• One additional concern for the Cubans: In Pool B, they'll need to compete against an Australian team that has shown noticeable improvement since the last Classic, according to multiple international baseball observers.
• With Sunday's news that Sonny Gray is unable to pitch for Team USA due to a lack of contractual insurance, the Americans' pitching options have narrowed for the later rounds.
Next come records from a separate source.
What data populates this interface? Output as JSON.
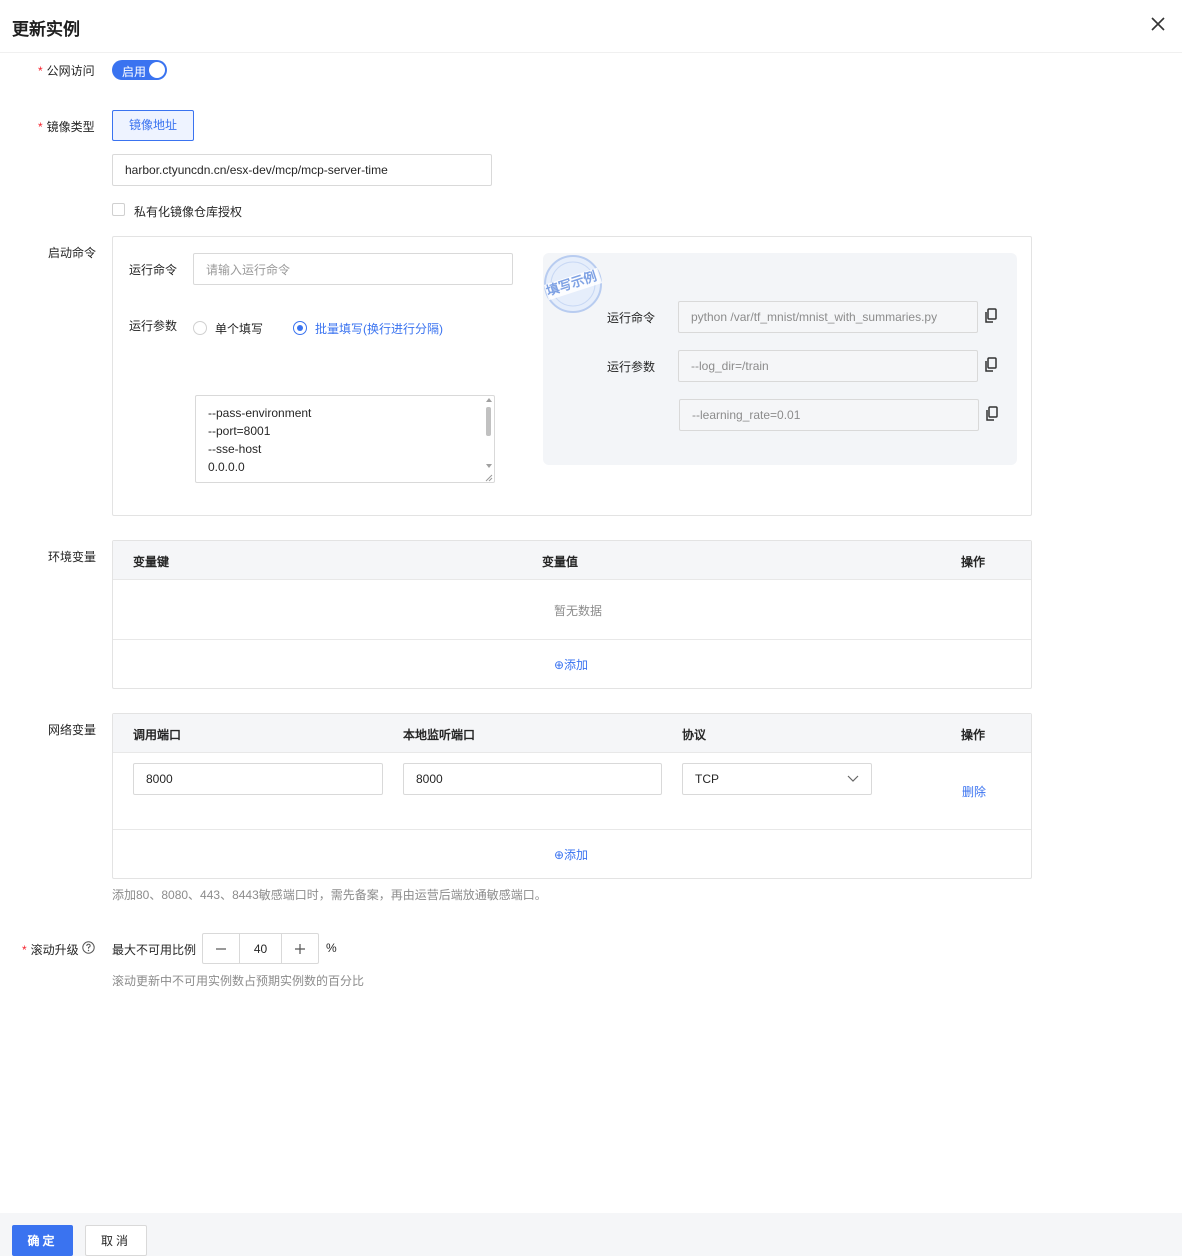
{
  "dialog": {
    "title": "更新实例"
  },
  "public_access": {
    "label": "公网访问",
    "toggle_text": "启用"
  },
  "image_type": {
    "label": "镜像类型",
    "option": "镜像地址",
    "address_value": "harbor.ctyuncdn.cn/esx-dev/mcp/mcp-server-time",
    "private_repo_label": "私有化镜像仓库授权"
  },
  "startup": {
    "label": "启动命令",
    "run_command_label": "运行命令",
    "run_command_placeholder": "请输入运行命令",
    "run_args_label": "运行参数",
    "mode_single": "单个填写",
    "mode_batch": "批量填写(换行进行分隔)",
    "args_value": "--pass-environment\n--port=8001\n--sse-host\n0.0.0.0",
    "example": {
      "stamp": "填写示例",
      "command_label": "运行命令",
      "command_value": "python /var/tf_mnist/mnist_with_summaries.py",
      "args_label": "运行参数",
      "arg1": "--log_dir=/train",
      "arg2": "--learning_rate=0.01"
    }
  },
  "env": {
    "label": "环境变量",
    "col_key": "变量键",
    "col_value": "变量值",
    "col_action": "操作",
    "empty": "暂无数据",
    "add": "⊕添加"
  },
  "network": {
    "label": "网络变量",
    "col_call_port": "调用端口",
    "col_local_port": "本地监听端口",
    "col_protocol": "协议",
    "col_action": "操作",
    "row": {
      "call_port": "8000",
      "local_port": "8000",
      "protocol": "TCP",
      "delete": "删除"
    },
    "add": "⊕添加",
    "hint": "添加80、8080、443、8443敏感端口时，需先备案，再由运营后端放通敏感端口。"
  },
  "rolling": {
    "label": "滚动升级",
    "max_unavailable_label": "最大不可用比例",
    "value": "40",
    "unit": "%",
    "hint": "滚动更新中不可用实例数占预期实例数的百分比"
  },
  "footer": {
    "confirm": "确定",
    "cancel": "取消"
  },
  "colors": {
    "primary": "#3a73f0",
    "required": "#f5222d"
  }
}
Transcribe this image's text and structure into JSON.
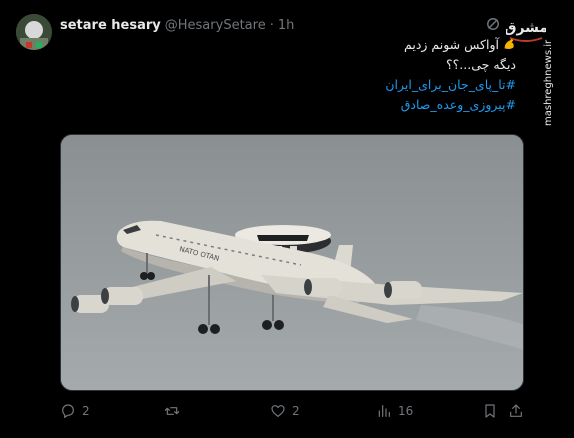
{
  "tweet": {
    "display_name": "setare hesary",
    "handle": "@HesarySetare",
    "separator": "·",
    "time": "1h",
    "lines": [
      "آواکس شونم زدیم",
      "دیگه چی...؟؟",
      "#تا_پای_جان_برای_ایران",
      "#پیروزی_وعده_صادق"
    ],
    "emoji_name": "flexed-biceps-icon"
  },
  "watermark": {
    "logo_text": "مشرق",
    "site": "mashreghnews.ir"
  },
  "actions": {
    "reply_count": "2",
    "retweet_count": "",
    "like_count": "2",
    "views_count": "16"
  },
  "colors": {
    "background": "#000000",
    "text": "#e7e9ea",
    "muted": "#71767b",
    "link": "#1d9bf0",
    "emoji": "#f4b400"
  }
}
Initially, it was likely that the U.S. would replace Danny Duffy and Tanner Roark with two among Gray, Michael Fulmer, J.A. Happ and Drew Smyly after play concluded in Pool C. Now, that is less certain; once a pitcher is replaced on the active 28-man roster, Classic rules prohibit him from pitching for the remainder of the tournament.
• Catcher Francisco Cervelli (right foot injury) has yet to appear in a Spring Training game with the Pirates, but on Sunday he said that he remains confident he'll be ready to play for Team Italy by next week.
Jon Paul Morosi is a columnist for MLB.com. This story was not subject to the approval of Major League Baseball or its clubs.